▶ _Activity_: Whenever a line below mentions the word "page", that line should be copied.

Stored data
= = = =

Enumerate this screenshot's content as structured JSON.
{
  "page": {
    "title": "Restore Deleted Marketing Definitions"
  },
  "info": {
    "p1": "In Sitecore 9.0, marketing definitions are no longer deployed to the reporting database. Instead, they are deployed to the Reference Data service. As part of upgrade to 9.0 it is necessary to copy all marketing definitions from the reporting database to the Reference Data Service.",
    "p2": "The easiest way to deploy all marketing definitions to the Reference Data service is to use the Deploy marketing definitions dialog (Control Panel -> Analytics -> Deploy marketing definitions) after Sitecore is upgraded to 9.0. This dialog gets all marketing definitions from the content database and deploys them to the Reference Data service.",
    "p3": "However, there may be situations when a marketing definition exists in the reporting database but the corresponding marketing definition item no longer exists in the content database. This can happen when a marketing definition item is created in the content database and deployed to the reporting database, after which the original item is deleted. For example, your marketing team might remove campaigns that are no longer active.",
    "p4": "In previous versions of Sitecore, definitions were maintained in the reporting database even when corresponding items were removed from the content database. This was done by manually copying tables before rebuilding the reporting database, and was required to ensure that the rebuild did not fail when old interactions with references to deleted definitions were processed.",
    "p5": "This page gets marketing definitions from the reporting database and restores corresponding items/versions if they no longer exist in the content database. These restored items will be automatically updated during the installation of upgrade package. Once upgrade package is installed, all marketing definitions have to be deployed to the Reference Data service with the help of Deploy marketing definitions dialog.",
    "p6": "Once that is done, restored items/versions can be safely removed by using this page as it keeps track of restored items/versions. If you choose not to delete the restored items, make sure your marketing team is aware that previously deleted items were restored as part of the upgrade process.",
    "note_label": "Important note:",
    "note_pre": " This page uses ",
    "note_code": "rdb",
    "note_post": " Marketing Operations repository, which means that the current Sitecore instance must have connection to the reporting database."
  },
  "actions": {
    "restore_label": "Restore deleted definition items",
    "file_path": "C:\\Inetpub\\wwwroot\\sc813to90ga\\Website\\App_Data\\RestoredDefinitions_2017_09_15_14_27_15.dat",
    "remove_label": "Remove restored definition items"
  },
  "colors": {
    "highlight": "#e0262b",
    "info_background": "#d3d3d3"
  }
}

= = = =

▶ _Answer area_:
  "page": {
    "p5": "This page gets marketing definitions from the reporting database and restores corresponding items/versions if they no longer exist in the content database. These restored items will be automatically updated during the installation of upgrade package. Once upgrade package is installed, all marketing definitions have to be deployed to the Reference Data service with the help of Deploy marketing definitions dialog.",
    "p6": "Once that is done, restored items/versions can be safely removed by using this page as it keeps track of restored items/versions. If you choose not to delete the restored items, make sure your marketing team is aware that previously deleted items were restored as part of the upgrade process.",
    "note_pre": " This page uses ",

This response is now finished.